Corey McCarren

I’ve had a similar good experience with Keybanks social media manager, though the overall experience was a huge and almost costly mix-up. I actually wound up on a call with the guy to help solve my problems (I verified that he was legit with the company, of course).

Curt Klun

I can see how social media can offer a terrific, timely and low-cost interface with the customer at a tactical (incident) level, but how about for longer-term, strategic, and more complex products/interactions? Does social media only serve to facilitate already established, in-person relationships or can social media serve as a platform for development of relationships and working higher-level issues? Any case examples?

Will Samolis
Alex, thank you for your positive blog post about our customer service response time while you were experiencing a train delay. We are very proud of the work our social team is doing, and it is our goal to keep our customers informed and happy. Also, thanks for joining our Amtrak Guest Rewards program.
Will Samolis
Senior Officer, Social Media
(P) 202.906.2128
(F) 202.906.3306
60 Massachusetts Avenue, NE
Washington, DC 20002
Eric Koch
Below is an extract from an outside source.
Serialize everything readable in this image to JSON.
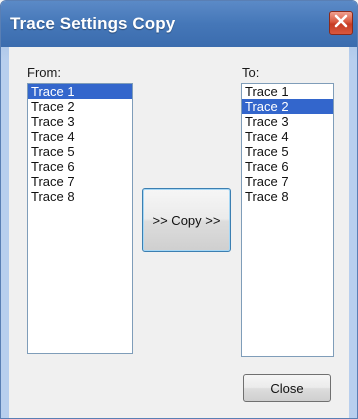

Good one Alex. It’s rather interesting to see how each social platform can be used in different ways to build ones brand and loyal following. In this case, Twitter is very responsive to letting people know updates and responding to inquiries.

Robert Giggey

That’s funny that you post this b/c I’ve had the exact same experience with the major train service here in Canada – VIA rail. If you skim through their timeline you’ll see how much they engage their riders and they’ve answered my questions/issues via twitter while riding several times, and it does make a big difference when I’m choosing between train, plane, or car:!/VIA_Rail

Camille Roberts


This is a GREAT example of how powerful social media can be, and so simple. Simple meaning it really does not take much effort to learn, and the ROI is immense. Those who are “connected” specifically to Amtrak, in this case, were aware of the situation. I imagine those who were not were upset, disgruntled, and reactionary. It is so interesting to think how far our communications have improved.

Great post!